The First Tape Recorder
After WWII, a German Magnetophon (magnetic tape recorder) was brought to the U.S. by a soldier named John Mullin. Because of customs requirements, he had to disassemble the machine in order to make it small enough to bring home. After putting it back together, he demonstrated it at the Institute of Radio Engineers in San Francisco. The Ampex Corporation took an immediate interest in it and began producing their own version.
The new technology was invaluable to the recording industry because it was erasable and could be used for playback immediately. When Bing Crosby brought Les Paul the second machine that Ampex produced, he immediately saw the potential it possessed. Les developed a technology, later known as “Sel-Sync,” in which a previously recorded track could be played back at the same time that a new track was recorded. Over a three-year period, from 1953 to 1956, he collaborated with Ampex to develop the first eight-track tape recorder. In doing so, modern multi-track recording was born, thus making Les responsible for the standard procedure for recording music today.
Injuries and Inventions
Les Paul’s music and inventions afforded him prosperity and fame, but constant touring and recording took a toll on his family. Les Paul and Mary Ford divorced in 1964. By this time, Paul’s own technology had forced him out of the limelight by making Rock ‘N Roll a viable musical form. To compound that, Paul started having health problems. An arm injury required surgery, and arthritis started working its way into his fingers. In 1969, a friend cuffed him on the ear and inadvertently broke his right eardrum, which resulted in some permanent hearing loss.

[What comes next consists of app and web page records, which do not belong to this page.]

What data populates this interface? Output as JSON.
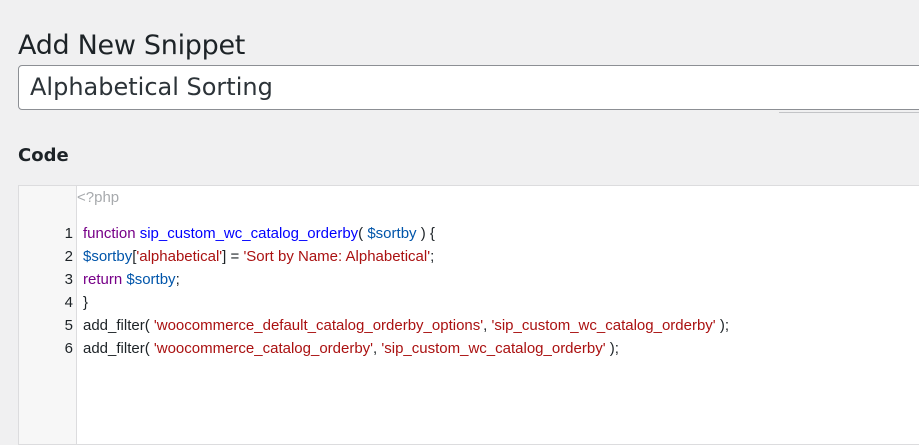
{
  "page": {
    "title": "Add New Snippet"
  },
  "snippet": {
    "title_value": "Alphabetical Sorting"
  },
  "code_section": {
    "label": "Code"
  },
  "editor": {
    "open_tag": "<?php",
    "lines": [
      {
        "num": "1",
        "tokens": [
          {
            "t": "function",
            "c": "kw"
          },
          {
            "t": " ",
            "c": "plain"
          },
          {
            "t": "sip_custom_wc_catalog_orderby",
            "c": "fn"
          },
          {
            "t": "( ",
            "c": "plain"
          },
          {
            "t": "$sortby",
            "c": "var"
          },
          {
            "t": " ) {",
            "c": "plain"
          }
        ]
      },
      {
        "num": "2",
        "tokens": [
          {
            "t": "$sortby",
            "c": "var"
          },
          {
            "t": "[",
            "c": "plain"
          },
          {
            "t": "'alphabetical'",
            "c": "str"
          },
          {
            "t": "] = ",
            "c": "plain"
          },
          {
            "t": "'Sort by Name: Alphabetical'",
            "c": "str"
          },
          {
            "t": ";",
            "c": "plain"
          }
        ]
      },
      {
        "num": "3",
        "tokens": [
          {
            "t": "return",
            "c": "kw"
          },
          {
            "t": " ",
            "c": "plain"
          },
          {
            "t": "$sortby",
            "c": "var"
          },
          {
            "t": ";",
            "c": "plain"
          }
        ]
      },
      {
        "num": "4",
        "tokens": [
          {
            "t": "}",
            "c": "plain"
          }
        ]
      },
      {
        "num": "5",
        "tokens": [
          {
            "t": "add_filter( ",
            "c": "plain"
          },
          {
            "t": "'woocommerce_default_catalog_orderby_options'",
            "c": "str"
          },
          {
            "t": ", ",
            "c": "plain"
          },
          {
            "t": "'sip_custom_wc_catalog_orderby'",
            "c": "str"
          },
          {
            "t": " );",
            "c": "plain"
          }
        ]
      },
      {
        "num": "6",
        "tokens": [
          {
            "t": "add_filter( ",
            "c": "plain"
          },
          {
            "t": "'woocommerce_catalog_orderby'",
            "c": "str"
          },
          {
            "t": ", ",
            "c": "plain"
          },
          {
            "t": "'sip_custom_wc_catalog_orderby'",
            "c": "str"
          },
          {
            "t": " );",
            "c": "plain"
          }
        ]
      }
    ]
  }
}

In the late 1960’s, Les Paul went into semi-retirement and focused on inventing. One of the inventions to come out of this period was the Paulverizer, a remote control device for a tape recorder that plugs into the guitar. This allowed the player to control numerous effects from their instrument. Many of the effects pedals that guitarists use today can be credited to Les Paul.
In 1974, Les Paul went back to professional playing, while serving as the musical director for the television show, ‘Happy Days’. In a single day, he recorded an album with Chet Atkins called ‘Chester and Lester’. Unfortunately, a quintuple coronary bypass precipitated another five-year break from performing in 1979. In an interview with Dave Dianen, Les recalled, “The doctor called me into his office. He said, ‘I want you to promise me two things. One, I want you to be my friend, and two, I want you to work.” When Paul replied in confusion, “I thought that’s what got me in here,” his doctor said, “Hard work never hurt nobody. I want you to promise me you’ll go back to the clubs.” Les ended up doing just that, playing at small clubs well into his 80’s.
Awards and Accomplishments
Les Paul passed away on August 12th, 2009 in White Plains, New York. Guitar greats such as Eric Clapton, Slash, Jimmy Page, Eddie Van Halen, and more have expressed their indebtedness to Paul’s inventions and musical style. He was inducted into the Grammy Hall of Fame in 1977, and the Rock and Roll Hall of Fame in 1988. He was also inducted into the National Inventors Hall of Fame in 2005. The Smithsonian Institution dedicated a wing of their American Music Exhibit to Les, and he is the recipient of numerous Grammy Awards. He remains a vital influence in the music and recording industry, and his contributions to the music we all enjoy are immeasurable.